(Goal of the exercise):
In the entries below, find each line bearing the string "lines" and copy it.

(Given entries):
===============

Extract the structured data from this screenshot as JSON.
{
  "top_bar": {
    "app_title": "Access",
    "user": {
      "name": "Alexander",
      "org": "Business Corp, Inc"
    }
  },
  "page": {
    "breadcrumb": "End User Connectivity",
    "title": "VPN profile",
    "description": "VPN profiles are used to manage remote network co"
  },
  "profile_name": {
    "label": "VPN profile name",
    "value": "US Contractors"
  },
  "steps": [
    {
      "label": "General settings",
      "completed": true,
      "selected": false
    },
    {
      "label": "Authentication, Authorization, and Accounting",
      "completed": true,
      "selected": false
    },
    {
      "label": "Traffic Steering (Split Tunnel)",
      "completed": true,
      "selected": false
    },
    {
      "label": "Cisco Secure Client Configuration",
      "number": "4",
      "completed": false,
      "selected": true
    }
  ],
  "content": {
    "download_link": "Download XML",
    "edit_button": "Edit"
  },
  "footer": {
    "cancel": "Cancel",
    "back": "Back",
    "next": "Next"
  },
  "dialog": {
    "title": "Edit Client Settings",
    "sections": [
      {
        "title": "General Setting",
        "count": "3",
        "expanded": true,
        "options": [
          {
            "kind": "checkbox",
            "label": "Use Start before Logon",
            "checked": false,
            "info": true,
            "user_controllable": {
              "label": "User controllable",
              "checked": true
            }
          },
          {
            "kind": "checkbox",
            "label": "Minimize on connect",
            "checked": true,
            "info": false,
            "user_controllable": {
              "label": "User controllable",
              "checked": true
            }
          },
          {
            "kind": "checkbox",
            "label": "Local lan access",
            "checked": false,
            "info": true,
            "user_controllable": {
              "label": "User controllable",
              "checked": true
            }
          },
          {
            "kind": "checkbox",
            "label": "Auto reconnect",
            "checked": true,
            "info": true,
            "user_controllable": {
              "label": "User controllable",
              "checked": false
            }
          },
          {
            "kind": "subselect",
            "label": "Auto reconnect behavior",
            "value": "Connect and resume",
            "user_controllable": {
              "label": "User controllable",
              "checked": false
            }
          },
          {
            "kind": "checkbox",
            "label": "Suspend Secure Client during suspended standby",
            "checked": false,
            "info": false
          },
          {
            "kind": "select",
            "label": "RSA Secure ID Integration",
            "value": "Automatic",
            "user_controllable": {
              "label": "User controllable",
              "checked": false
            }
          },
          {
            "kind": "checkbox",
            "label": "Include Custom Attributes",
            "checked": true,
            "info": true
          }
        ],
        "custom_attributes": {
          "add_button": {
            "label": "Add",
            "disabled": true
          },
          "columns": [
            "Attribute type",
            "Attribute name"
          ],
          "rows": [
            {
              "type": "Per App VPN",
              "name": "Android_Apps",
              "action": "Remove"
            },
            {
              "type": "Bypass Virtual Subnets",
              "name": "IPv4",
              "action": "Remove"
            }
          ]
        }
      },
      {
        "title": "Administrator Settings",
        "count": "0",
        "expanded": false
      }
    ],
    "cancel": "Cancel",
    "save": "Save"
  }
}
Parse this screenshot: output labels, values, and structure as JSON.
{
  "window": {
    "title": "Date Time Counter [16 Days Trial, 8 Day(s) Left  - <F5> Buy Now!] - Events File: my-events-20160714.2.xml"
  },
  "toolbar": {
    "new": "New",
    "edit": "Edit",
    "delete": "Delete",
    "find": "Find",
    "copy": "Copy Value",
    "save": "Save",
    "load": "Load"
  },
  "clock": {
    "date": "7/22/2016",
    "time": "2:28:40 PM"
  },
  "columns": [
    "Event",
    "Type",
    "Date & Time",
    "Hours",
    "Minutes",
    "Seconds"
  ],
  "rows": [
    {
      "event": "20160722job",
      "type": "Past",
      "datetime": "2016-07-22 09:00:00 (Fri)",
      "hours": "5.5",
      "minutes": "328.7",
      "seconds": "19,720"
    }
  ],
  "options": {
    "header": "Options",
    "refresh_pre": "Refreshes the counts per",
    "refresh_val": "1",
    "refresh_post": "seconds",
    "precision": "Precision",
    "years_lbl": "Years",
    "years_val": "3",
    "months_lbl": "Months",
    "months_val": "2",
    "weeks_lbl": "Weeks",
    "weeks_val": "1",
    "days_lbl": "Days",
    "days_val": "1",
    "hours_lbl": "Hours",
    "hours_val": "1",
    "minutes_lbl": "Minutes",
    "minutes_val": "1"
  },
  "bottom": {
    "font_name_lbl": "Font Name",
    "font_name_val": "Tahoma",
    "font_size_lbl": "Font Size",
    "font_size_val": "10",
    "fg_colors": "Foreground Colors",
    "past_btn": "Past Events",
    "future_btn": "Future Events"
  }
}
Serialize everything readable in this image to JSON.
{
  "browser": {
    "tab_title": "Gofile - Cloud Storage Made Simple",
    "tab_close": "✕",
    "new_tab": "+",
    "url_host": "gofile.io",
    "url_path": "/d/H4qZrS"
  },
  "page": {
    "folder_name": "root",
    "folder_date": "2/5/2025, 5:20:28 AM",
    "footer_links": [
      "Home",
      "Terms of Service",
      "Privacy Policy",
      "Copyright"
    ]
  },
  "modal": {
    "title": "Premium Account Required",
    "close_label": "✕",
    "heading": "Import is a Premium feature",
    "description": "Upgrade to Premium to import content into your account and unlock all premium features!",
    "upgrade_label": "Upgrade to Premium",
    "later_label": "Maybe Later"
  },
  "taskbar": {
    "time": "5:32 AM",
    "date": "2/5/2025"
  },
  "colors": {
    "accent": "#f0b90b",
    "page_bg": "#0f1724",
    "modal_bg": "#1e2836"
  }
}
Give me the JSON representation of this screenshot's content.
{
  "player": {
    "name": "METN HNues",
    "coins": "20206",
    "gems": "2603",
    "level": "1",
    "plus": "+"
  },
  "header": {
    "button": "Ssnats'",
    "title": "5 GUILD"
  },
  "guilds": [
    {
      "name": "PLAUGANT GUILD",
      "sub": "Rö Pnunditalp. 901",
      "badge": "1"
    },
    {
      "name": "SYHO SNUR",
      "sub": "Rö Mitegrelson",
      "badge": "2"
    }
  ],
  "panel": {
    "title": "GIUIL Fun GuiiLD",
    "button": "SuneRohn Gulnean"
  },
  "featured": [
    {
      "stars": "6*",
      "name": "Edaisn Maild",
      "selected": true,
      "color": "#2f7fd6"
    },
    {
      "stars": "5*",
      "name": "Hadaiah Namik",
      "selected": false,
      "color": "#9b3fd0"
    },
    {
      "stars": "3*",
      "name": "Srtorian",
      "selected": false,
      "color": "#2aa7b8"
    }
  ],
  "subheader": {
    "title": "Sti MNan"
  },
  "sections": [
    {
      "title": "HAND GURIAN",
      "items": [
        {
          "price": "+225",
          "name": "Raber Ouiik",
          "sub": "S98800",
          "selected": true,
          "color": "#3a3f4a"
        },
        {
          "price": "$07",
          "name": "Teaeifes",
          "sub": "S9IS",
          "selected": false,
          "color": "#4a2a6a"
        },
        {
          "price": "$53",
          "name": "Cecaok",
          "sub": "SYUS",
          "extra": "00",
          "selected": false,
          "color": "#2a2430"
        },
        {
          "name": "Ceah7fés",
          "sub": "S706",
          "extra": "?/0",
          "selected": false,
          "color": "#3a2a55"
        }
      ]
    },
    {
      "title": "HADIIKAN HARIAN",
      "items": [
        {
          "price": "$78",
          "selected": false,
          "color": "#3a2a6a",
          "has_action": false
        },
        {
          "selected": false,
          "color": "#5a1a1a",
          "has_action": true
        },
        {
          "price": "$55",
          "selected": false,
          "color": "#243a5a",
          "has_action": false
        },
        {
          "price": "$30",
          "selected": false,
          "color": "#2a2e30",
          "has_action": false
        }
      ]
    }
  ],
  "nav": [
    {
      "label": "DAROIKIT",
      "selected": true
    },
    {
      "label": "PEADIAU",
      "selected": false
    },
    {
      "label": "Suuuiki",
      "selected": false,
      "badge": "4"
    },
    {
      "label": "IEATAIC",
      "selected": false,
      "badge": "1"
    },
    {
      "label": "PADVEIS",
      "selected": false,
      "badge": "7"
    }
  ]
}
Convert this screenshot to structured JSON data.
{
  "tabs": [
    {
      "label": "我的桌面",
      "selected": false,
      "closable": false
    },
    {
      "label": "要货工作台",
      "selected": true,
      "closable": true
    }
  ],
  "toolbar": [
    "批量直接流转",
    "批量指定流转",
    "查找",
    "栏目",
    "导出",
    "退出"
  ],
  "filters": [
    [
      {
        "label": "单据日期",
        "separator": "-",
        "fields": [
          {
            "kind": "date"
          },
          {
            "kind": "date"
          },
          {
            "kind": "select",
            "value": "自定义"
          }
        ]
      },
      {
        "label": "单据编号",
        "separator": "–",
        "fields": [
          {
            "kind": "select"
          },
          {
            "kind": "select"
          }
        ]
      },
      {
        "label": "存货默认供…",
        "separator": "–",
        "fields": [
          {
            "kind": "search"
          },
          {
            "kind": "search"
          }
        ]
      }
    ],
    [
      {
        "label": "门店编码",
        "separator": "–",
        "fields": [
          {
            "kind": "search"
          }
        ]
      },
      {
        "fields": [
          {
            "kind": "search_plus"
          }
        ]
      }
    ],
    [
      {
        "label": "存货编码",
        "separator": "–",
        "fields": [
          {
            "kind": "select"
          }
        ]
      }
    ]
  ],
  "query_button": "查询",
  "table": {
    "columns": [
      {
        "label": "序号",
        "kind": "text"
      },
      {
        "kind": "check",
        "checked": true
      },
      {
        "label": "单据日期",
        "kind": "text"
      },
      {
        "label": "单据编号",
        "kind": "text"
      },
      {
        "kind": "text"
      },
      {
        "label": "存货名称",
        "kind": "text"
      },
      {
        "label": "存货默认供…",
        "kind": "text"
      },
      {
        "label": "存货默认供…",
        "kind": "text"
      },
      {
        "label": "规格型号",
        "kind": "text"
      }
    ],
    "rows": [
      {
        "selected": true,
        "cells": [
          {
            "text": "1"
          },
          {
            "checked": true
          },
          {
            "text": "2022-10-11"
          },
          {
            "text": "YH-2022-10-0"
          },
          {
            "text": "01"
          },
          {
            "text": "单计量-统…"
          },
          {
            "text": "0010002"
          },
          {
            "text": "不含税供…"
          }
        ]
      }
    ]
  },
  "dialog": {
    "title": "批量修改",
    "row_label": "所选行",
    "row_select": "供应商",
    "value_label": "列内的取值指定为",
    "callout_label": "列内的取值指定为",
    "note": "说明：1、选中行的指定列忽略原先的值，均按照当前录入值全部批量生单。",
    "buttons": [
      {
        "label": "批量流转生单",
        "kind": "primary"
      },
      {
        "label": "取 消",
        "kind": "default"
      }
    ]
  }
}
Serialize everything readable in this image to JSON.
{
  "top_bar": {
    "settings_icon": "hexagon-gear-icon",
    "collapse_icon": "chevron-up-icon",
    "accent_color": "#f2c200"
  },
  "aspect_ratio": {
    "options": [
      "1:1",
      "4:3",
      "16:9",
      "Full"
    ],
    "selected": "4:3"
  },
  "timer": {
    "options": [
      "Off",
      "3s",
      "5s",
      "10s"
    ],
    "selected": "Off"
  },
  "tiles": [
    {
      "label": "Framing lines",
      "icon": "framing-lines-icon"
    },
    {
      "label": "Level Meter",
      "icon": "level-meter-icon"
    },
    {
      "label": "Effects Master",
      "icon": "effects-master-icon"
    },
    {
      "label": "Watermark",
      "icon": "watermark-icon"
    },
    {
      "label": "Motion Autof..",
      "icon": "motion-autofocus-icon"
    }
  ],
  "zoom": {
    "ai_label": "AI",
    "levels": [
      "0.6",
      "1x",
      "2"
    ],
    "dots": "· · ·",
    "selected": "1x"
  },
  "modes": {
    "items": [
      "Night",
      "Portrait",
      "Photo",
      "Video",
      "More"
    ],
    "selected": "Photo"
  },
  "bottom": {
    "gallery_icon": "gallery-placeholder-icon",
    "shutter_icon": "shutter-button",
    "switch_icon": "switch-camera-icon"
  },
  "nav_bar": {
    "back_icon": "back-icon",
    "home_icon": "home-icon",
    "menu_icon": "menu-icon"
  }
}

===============

(Written response):
      "label": "Framing lines",
      "icon": "framing-lines-icon"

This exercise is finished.